* Exercise:
From the entries below, copy each line in which the word "htdocs" occurs.

Records for this task section start

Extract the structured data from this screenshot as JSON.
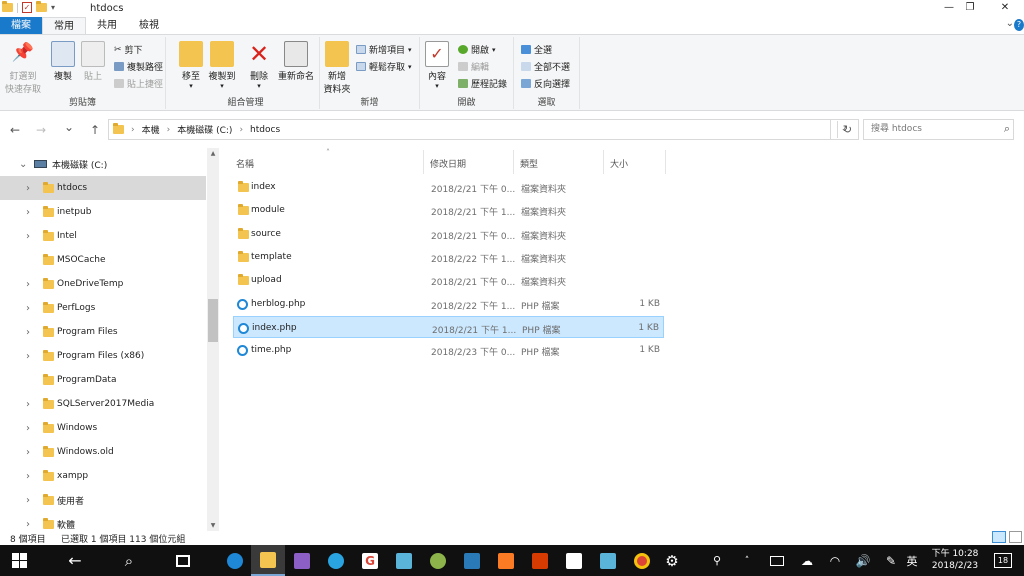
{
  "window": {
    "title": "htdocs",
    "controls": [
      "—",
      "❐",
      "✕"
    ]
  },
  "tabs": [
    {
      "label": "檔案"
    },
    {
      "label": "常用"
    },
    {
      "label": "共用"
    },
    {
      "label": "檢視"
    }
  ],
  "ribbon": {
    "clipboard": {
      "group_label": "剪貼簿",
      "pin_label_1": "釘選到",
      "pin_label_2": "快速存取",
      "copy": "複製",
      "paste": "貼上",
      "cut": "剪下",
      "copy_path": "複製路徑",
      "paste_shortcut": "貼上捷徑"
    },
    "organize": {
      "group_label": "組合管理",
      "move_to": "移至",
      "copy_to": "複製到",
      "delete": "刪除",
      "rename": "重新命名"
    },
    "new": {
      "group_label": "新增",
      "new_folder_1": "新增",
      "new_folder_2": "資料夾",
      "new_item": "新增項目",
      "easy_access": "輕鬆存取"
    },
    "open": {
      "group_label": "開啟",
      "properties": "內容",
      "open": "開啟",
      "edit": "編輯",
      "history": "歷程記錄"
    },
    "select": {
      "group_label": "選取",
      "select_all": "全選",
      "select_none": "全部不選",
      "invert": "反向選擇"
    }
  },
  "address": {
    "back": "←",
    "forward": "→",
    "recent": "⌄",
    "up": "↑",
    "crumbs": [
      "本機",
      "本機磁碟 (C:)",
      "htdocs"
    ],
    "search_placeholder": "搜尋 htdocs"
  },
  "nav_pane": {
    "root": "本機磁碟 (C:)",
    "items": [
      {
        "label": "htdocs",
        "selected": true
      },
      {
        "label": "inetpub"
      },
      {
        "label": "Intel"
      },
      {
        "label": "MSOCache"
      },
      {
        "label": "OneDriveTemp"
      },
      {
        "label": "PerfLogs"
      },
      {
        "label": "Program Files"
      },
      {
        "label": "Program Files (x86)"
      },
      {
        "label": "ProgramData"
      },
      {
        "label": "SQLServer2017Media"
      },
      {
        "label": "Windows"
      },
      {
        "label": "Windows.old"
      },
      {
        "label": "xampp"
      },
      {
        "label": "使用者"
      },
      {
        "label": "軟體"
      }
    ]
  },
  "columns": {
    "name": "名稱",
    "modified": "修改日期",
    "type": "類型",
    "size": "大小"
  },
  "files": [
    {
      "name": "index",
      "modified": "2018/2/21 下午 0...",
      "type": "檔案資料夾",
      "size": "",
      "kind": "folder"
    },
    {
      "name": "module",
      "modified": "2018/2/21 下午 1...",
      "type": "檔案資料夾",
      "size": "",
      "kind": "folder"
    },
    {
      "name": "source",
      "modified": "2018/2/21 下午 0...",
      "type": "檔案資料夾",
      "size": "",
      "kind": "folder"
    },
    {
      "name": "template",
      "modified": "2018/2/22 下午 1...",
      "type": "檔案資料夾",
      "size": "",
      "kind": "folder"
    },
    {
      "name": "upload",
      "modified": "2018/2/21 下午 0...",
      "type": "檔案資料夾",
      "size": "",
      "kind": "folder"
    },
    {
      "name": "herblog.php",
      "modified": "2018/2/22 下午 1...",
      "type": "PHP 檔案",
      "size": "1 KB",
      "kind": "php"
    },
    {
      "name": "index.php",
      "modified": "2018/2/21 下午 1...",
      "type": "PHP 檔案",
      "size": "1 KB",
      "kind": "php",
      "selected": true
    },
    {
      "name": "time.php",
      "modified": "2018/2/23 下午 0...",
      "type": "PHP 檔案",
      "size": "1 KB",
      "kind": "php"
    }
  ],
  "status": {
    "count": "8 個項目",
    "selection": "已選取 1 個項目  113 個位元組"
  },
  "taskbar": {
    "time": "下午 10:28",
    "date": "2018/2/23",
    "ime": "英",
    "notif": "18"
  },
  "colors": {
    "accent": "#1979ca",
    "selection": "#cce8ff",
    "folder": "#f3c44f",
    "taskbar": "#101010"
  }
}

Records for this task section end
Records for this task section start

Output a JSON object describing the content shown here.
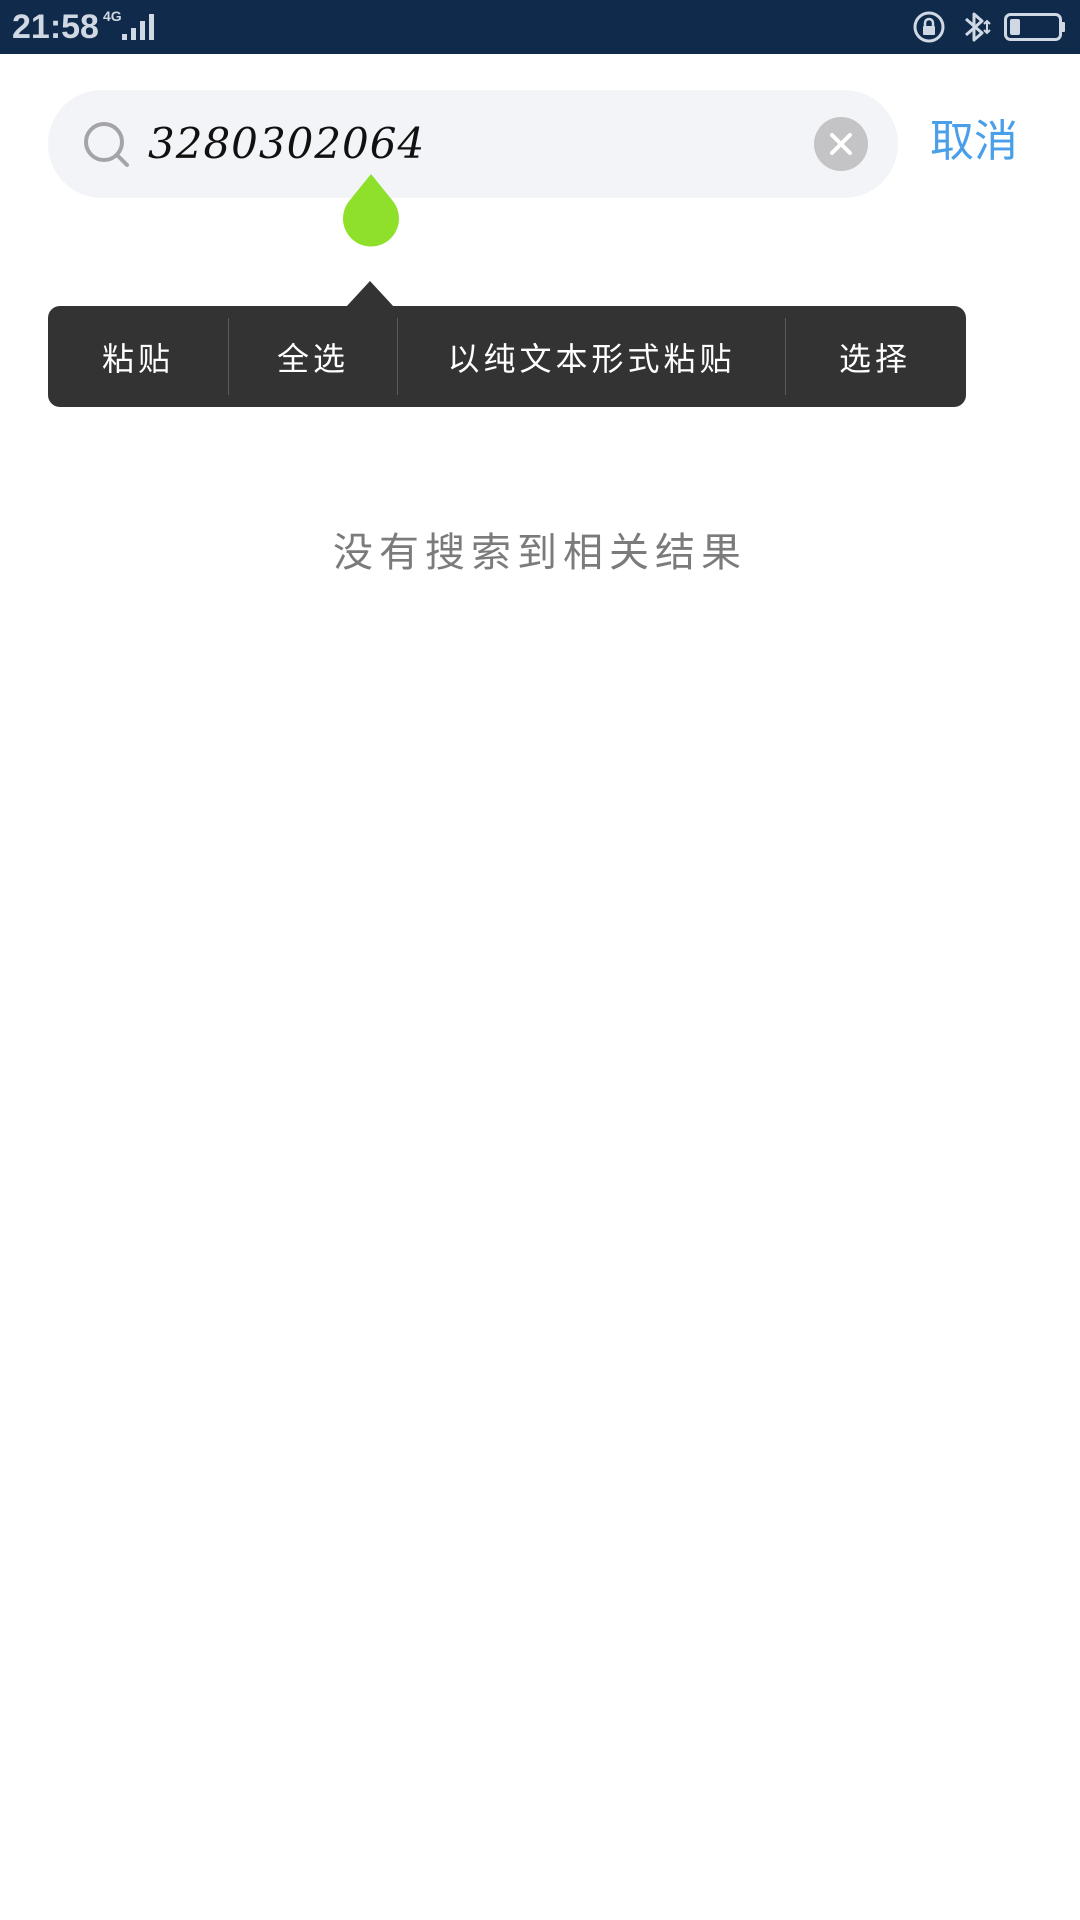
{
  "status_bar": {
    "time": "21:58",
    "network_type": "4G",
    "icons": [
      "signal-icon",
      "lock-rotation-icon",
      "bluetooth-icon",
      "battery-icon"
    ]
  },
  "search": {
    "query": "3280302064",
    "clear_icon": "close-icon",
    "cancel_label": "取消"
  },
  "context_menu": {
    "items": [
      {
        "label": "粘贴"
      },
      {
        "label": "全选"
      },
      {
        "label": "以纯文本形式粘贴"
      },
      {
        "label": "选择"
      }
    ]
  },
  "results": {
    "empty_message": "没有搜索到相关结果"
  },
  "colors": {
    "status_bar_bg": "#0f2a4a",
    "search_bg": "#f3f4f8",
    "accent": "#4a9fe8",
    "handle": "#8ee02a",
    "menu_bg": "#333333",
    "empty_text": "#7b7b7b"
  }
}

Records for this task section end
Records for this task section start

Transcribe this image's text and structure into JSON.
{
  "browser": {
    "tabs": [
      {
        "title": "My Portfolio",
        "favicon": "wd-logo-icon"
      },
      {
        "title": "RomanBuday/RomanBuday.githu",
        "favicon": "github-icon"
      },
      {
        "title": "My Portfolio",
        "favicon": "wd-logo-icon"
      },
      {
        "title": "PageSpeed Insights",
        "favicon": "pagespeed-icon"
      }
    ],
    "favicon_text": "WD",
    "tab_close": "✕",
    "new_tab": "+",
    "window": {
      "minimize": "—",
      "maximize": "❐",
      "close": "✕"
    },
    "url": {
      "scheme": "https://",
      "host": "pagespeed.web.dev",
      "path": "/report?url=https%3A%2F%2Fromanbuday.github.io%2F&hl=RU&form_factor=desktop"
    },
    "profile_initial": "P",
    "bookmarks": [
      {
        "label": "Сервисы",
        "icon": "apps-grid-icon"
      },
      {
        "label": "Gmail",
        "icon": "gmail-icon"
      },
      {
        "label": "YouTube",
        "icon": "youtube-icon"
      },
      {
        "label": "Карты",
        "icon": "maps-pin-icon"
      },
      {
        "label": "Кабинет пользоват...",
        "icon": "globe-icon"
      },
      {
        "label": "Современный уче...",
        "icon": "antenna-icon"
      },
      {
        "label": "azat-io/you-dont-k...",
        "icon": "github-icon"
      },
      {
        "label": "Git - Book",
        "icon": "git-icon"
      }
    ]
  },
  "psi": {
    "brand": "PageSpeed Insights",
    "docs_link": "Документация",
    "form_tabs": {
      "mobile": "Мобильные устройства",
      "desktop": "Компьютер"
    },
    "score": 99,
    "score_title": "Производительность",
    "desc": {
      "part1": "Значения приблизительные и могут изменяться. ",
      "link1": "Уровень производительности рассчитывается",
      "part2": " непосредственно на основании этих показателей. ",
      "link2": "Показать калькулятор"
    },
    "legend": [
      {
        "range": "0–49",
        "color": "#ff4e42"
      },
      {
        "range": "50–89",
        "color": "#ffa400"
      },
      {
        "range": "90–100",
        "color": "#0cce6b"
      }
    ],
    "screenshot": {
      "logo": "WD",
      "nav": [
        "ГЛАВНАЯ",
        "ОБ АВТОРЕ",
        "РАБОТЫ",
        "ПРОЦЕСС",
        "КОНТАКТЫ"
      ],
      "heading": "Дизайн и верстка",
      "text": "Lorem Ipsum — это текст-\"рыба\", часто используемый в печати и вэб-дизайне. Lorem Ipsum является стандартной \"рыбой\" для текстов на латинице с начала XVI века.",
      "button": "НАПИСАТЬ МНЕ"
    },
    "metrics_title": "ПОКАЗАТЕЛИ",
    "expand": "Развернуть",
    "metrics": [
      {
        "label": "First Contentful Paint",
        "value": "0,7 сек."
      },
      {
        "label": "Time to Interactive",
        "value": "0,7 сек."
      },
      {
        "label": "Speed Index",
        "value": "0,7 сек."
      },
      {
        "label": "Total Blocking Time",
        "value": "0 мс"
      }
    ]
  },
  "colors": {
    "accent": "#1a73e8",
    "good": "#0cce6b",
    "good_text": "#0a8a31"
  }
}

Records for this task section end

* Answer section:
    "title": "htdocs",
      "htdocs"
    "search_placeholder": "搜尋 htdocs"
        "label": "htdocs",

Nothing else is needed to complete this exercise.